Task goal. Although the entries contain pictures, repeat only their words, exactly as written.

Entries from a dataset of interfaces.
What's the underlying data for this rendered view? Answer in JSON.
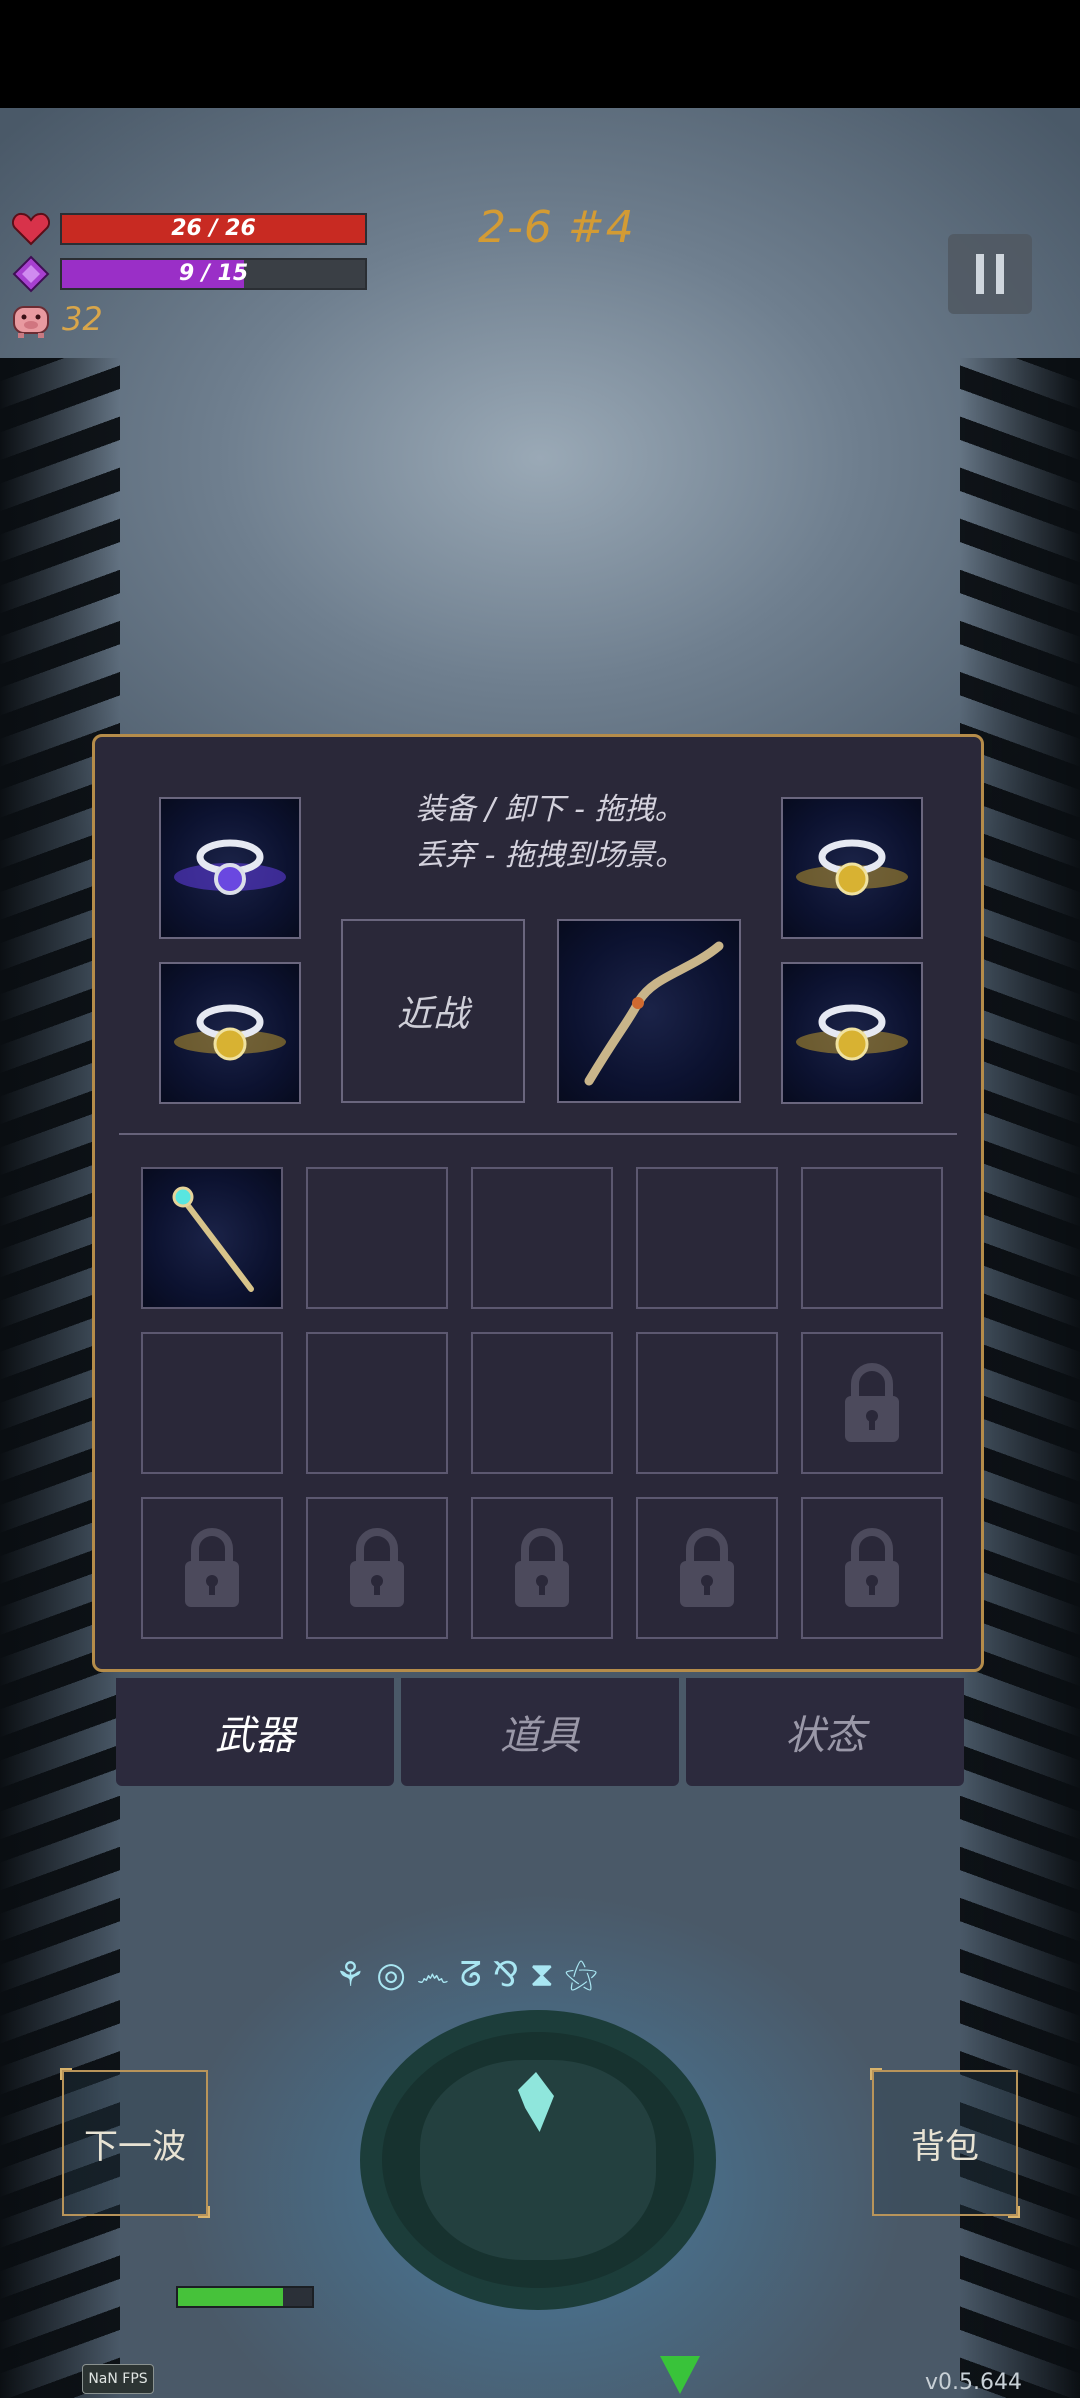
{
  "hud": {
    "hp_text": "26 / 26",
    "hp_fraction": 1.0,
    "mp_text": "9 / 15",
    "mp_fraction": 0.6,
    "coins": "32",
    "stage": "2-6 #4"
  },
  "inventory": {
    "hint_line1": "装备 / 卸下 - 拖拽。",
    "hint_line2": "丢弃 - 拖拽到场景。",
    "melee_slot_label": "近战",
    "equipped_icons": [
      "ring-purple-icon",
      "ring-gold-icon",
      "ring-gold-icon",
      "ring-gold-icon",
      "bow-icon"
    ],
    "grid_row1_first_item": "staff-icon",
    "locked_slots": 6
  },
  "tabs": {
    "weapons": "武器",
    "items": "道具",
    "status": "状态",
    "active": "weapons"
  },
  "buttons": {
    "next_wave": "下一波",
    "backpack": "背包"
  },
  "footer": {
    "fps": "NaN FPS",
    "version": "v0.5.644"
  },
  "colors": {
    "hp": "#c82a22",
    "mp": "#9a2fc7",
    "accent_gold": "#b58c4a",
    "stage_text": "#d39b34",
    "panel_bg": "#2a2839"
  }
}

Output of the exercise.
What's the underlying data for this rendered view? Answer in JSON.
{
  "hud": {
    "hp_text": "26 / 26",
    "hp_fraction": 1.0,
    "mp_text": "9 / 15",
    "mp_fraction": 0.6,
    "coins": "32",
    "stage": "2-6 #4"
  },
  "inventory": {
    "hint_line1": "装备 / 卸下 - 拖拽。",
    "hint_line2": "丢弃 - 拖拽到场景。",
    "melee_slot_label": "近战",
    "equipped_icons": [
      "ring-purple-icon",
      "ring-gold-icon",
      "ring-gold-icon",
      "ring-gold-icon",
      "bow-icon"
    ],
    "grid_row1_first_item": "staff-icon",
    "locked_slots": 6
  },
  "tabs": {
    "weapons": "武器",
    "items": "道具",
    "status": "状态",
    "active": "weapons"
  },
  "buttons": {
    "next_wave": "下一波",
    "backpack": "背包"
  },
  "footer": {
    "fps": "NaN FPS",
    "version": "v0.5.644"
  },
  "colors": {
    "hp": "#c82a22",
    "mp": "#9a2fc7",
    "accent_gold": "#b58c4a",
    "stage_text": "#d39b34",
    "panel_bg": "#2a2839"
  }
}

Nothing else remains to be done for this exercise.